→ **What you should do**: Write out the data exactly, every line included.

→ **Recorded information**:
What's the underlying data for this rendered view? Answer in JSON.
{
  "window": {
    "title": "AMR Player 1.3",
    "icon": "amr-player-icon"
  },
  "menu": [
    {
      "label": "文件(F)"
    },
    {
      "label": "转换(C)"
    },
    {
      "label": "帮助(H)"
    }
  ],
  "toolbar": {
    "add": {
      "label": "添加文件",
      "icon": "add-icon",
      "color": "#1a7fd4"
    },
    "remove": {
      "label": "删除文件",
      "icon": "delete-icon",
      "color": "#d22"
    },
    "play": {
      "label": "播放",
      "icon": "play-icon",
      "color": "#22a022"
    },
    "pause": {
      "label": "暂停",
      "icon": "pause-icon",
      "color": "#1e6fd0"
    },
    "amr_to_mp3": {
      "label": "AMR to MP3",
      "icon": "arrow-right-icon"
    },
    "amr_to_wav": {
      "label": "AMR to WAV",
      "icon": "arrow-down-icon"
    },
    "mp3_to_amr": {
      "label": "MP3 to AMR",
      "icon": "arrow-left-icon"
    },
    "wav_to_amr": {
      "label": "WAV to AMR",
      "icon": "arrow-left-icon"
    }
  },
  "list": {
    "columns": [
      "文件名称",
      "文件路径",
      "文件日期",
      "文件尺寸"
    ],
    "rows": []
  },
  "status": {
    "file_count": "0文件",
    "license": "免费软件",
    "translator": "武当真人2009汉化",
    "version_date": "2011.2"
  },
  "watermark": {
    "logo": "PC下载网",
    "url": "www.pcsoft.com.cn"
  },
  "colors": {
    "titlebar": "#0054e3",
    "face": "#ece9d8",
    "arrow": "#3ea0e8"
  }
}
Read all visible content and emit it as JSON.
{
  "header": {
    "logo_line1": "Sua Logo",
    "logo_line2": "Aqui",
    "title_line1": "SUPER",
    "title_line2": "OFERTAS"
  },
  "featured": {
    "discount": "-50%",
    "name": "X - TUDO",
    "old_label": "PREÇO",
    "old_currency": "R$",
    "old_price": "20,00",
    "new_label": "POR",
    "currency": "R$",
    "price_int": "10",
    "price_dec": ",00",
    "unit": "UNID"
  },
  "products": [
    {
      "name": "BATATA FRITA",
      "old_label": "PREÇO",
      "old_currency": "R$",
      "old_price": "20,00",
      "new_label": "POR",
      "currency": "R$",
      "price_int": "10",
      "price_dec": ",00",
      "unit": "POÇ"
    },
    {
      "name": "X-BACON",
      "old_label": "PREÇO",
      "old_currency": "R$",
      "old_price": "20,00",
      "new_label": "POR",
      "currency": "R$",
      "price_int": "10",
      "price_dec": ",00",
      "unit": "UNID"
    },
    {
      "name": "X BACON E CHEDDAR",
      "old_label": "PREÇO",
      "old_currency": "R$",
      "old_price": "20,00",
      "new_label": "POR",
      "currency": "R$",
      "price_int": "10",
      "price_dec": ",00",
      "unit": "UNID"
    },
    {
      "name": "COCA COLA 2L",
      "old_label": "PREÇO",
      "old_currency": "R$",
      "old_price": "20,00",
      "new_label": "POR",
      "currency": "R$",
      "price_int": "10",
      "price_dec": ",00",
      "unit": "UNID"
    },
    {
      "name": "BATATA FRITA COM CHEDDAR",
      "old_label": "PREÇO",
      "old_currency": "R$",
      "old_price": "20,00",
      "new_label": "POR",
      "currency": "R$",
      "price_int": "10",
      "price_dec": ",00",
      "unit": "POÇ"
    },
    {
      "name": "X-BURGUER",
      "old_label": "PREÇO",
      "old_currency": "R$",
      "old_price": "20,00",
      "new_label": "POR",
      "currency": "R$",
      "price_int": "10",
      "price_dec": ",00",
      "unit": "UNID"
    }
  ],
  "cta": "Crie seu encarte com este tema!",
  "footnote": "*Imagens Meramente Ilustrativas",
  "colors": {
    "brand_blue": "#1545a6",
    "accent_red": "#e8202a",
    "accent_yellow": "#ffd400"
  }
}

→ **Answer to this problem**:
What's the underlying data for this rendered view? Answer in JSON.
{
  "window": {
    "title": "AMR Player 1.3",
    "icon": "amr-player-icon"
  },
  "menu": [
    {
      "label": "文件(F)"
    },
    {
      "label": "转换(C)"
    },
    {
      "label": "帮助(H)"
    }
  ],
  "toolbar": {
    "add": {
      "label": "添加文件",
      "icon": "add-icon",
      "color": "#1a7fd4"
    },
    "remove": {
      "label": "删除文件",
      "icon": "delete-icon",
      "color": "#d22"
    },
    "play": {
      "label": "播放",
      "icon": "play-icon",
      "color": "#22a022"
    },
    "pause": {
      "label": "暂停",
      "icon": "pause-icon",
      "color": "#1e6fd0"
    },
    "amr_to_mp3": {
      "label": "AMR to MP3",
      "icon": "arrow-right-icon"
    },
    "amr_to_wav": {
      "label": "AMR to WAV",
      "icon": "arrow-down-icon"
    },
    "mp3_to_amr": {
      "label": "MP3 to AMR",
      "icon": "arrow-left-icon"
    },
    "wav_to_amr": {
      "label": "WAV to AMR",
      "icon": "arrow-left-icon"
    }
  },
  "list": {
    "columns": [
      "文件名称",
      "文件路径",
      "文件日期",
      "文件尺寸"
    ],
    "rows": []
  },
  "status": {
    "file_count": "0文件",
    "license": "免费软件",
    "translator": "武当真人2009汉化",
    "version_date": "2011.2"
  },
  "watermark": {
    "logo": "PC下载网",
    "url": "www.pcsoft.com.cn"
  },
  "colors": {
    "titlebar": "#0054e3",
    "face": "#ece9d8",
    "arrow": "#3ea0e8"
  }
}
Read all visible content and emit it as JSON.
{
  "header": {
    "logo_line1": "Sua Logo",
    "logo_line2": "Aqui",
    "title_line1": "SUPER",
    "title_line2": "OFERTAS"
  },
  "featured": {
    "discount": "-50%",
    "name": "X - TUDO",
    "old_label": "PREÇO",
    "old_currency": "R$",
    "old_price": "20,00",
    "new_label": "POR",
    "currency": "R$",
    "price_int": "10",
    "price_dec": ",00",
    "unit": "UNID"
  },
  "products": [
    {
      "name": "BATATA FRITA",
      "old_label": "PREÇO",
      "old_currency": "R$",
      "old_price": "20,00",
      "new_label": "POR",
      "currency": "R$",
      "price_int": "10",
      "price_dec": ",00",
      "unit": "POÇ"
    },
    {
      "name": "X-BACON",
      "old_label": "PREÇO",
      "old_currency": "R$",
      "old_price": "20,00",
      "new_label": "POR",
      "currency": "R$",
      "price_int": "10",
      "price_dec": ",00",
      "unit": "UNID"
    },
    {
      "name": "X BACON E CHEDDAR",
      "old_label": "PREÇO",
      "old_currency": "R$",
      "old_price": "20,00",
      "new_label": "POR",
      "currency": "R$",
      "price_int": "10",
      "price_dec": ",00",
      "unit": "UNID"
    },
    {
      "name": "COCA COLA 2L",
      "old_label": "PREÇO",
      "old_currency": "R$",
      "old_price": "20,00",
      "new_label": "POR",
      "currency": "R$",
      "price_int": "10",
      "price_dec": ",00",
      "unit": "UNID"
    },
    {
      "name": "BATATA FRITA COM CHEDDAR",
      "old_label": "PREÇO",
      "old_currency": "R$",
      "old_price": "20,00",
      "new_label": "POR",
      "currency": "R$",
      "price_int": "10",
      "price_dec": ",00",
      "unit": "POÇ"
    },
    {
      "name": "X-BURGUER",
      "old_label": "PREÇO",
      "old_currency": "R$",
      "old_price": "20,00",
      "new_label": "POR",
      "currency": "R$",
      "price_int": "10",
      "price_dec": ",00",
      "unit": "UNID"
    }
  ],
  "cta": "Crie seu encarte com este tema!",
  "footnote": "*Imagens Meramente Ilustrativas",
  "colors": {
    "brand_blue": "#1545a6",
    "accent_red": "#e8202a",
    "accent_yellow": "#ffd400"
  }
}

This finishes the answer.